  8. ^ "Moondance Diner moving to LaBarge, Wyoming". Pinedale, Wyoming: Pinedale Online!. July 31, 2007. Archived from the original on July 16, 2011. Retrieved June 24, 2008.
  9. ^ Ozersky, Josh; Maurer, Daniel (September 12, 2007). "The Moondance Diner, Neglected in Wyoming, Now a Shell of Itself". New York. Archived from the original on July 11, 2011. Retrieved June 24, 2008.
  10. ^ Lee, Jennifer 8. (January 7, 2008). "Wyoming Winter Weighs Down Moondance Diner". The New York Times. Archived from the original on May 11, 2009. Retrieved June 24, 2008.
  11. ^ Ozersky, Josh; Maurer, Daniel (March 6, 2008). "The Moondance Diner Gets a Happy Ending After All". New York. Archived from the original on July 11, 2011. Retrieved June 24, 2008.
  12. ^ "Owner: Moondance Diner on track to open in Wyoming". Associated Press via AM New York. March 5, 2008. Archived from the original on March 11, 2008. Retrieved June 24, 2008.
  13. ^ "51 Great Burger Joints". USA Today Travel. n.d. Archived from the original on May 17, 2012.
  14. ^ Gruver, Mead (August 8, 2012). "Famous NY diner relocated to Wyoming up for sale". Associated Press. Archived from the original on April 2, 2014.
  15. ^ a b Shapiro, Gary (February 13, 2007). "Goodnight, Moondance". The New York Sun. Archived from the original on June 11, 2011. Retrieved June 24, 2008.
  16. ^ Sanderson, Peter (2007). The Marvel Comics Guide to New York City. New York City: Pocket Books. p. 29. ISBN 1-4165-3141-6.

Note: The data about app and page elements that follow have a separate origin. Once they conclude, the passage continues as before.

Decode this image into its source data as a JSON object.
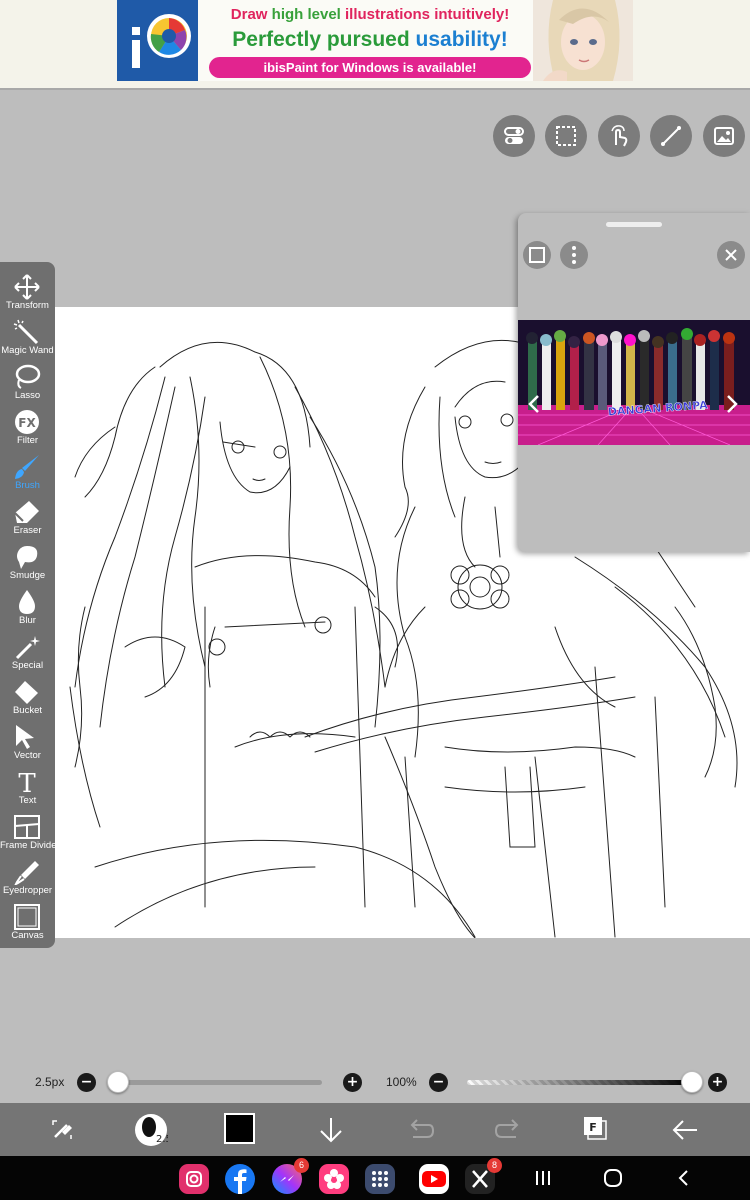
{
  "ad": {
    "line1_a": "Draw ",
    "line1_b": "high level",
    "line1_c": " illustrations intuitively!",
    "line2_a": "Perfectly pursued ",
    "line2_b": "usability!",
    "pill": "ibisPaint for Windows is available!",
    "logo_text": "iP"
  },
  "top_tools": [
    {
      "name": "toggle-icon"
    },
    {
      "name": "selection-icon"
    },
    {
      "name": "touch-icon"
    },
    {
      "name": "ruler-icon"
    },
    {
      "name": "image-icon"
    }
  ],
  "toolbar": {
    "items": [
      {
        "label": "Transform",
        "icon": "transform-icon"
      },
      {
        "label": "Magic Wand",
        "icon": "magic-wand-icon"
      },
      {
        "label": "Lasso",
        "icon": "lasso-icon"
      },
      {
        "label": "Filter",
        "icon": "filter-icon",
        "glyph": "FX"
      },
      {
        "label": "Brush",
        "icon": "brush-icon",
        "active": true
      },
      {
        "label": "Eraser",
        "icon": "eraser-icon"
      },
      {
        "label": "Smudge",
        "icon": "smudge-icon"
      },
      {
        "label": "Blur",
        "icon": "blur-icon"
      },
      {
        "label": "Special",
        "icon": "special-icon"
      },
      {
        "label": "Bucket",
        "icon": "bucket-icon"
      },
      {
        "label": "Vector",
        "icon": "vector-icon"
      },
      {
        "label": "Text",
        "icon": "text-icon",
        "glyph": "T"
      },
      {
        "label": "Frame Divider",
        "icon": "frame-divider-icon"
      },
      {
        "label": "Eyedropper",
        "icon": "eyedropper-icon"
      },
      {
        "label": "Canvas",
        "icon": "canvas-icon"
      }
    ],
    "active_color": "#3ea6ff"
  },
  "reference_window": {
    "banner_title": "DANGAN RONPA"
  },
  "brush_size": {
    "value": "2.5px",
    "level": 0.0
  },
  "opacity": {
    "value": "100%",
    "level": 1.0
  },
  "bottom_bar": {
    "brush_preview_value": "2.5",
    "color": "#000000",
    "layers_glyph": "F"
  },
  "nav_dock": [
    {
      "name": "instagram-app-icon",
      "color": "#e1306c"
    },
    {
      "name": "facebook-app-icon",
      "color": "#1877f2",
      "badge": ""
    },
    {
      "name": "messenger-app-icon",
      "color": "#a050f0",
      "badge": "6"
    },
    {
      "name": "blossom-app-icon",
      "color": "#ff3d7f"
    },
    {
      "name": "apps-grid-icon",
      "color": "#3c4b6e"
    },
    {
      "name": "youtube-app-icon",
      "color": "#ff0000"
    },
    {
      "name": "x-app-icon",
      "color": "#222222",
      "badge": "8"
    }
  ],
  "colors": {
    "app_background": "#bdbdbd",
    "toolbar": "#6f6f6f",
    "ad_pink": "#e2248f",
    "ad_green": "#2a9b3a"
  }
}
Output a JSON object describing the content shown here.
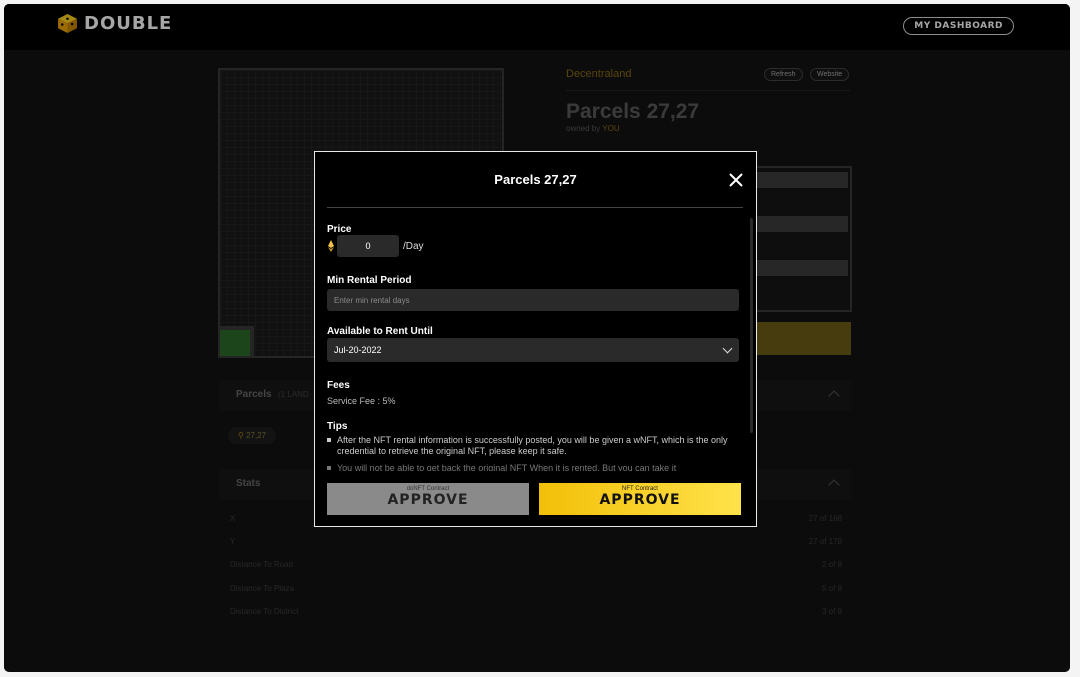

  17. ^ Buckley, Michael (August 3, 2003). "Stage to Screens: A Chat with Jesse L. Martin". Playbill. Retrieved April 30, 2011.

External links[edit]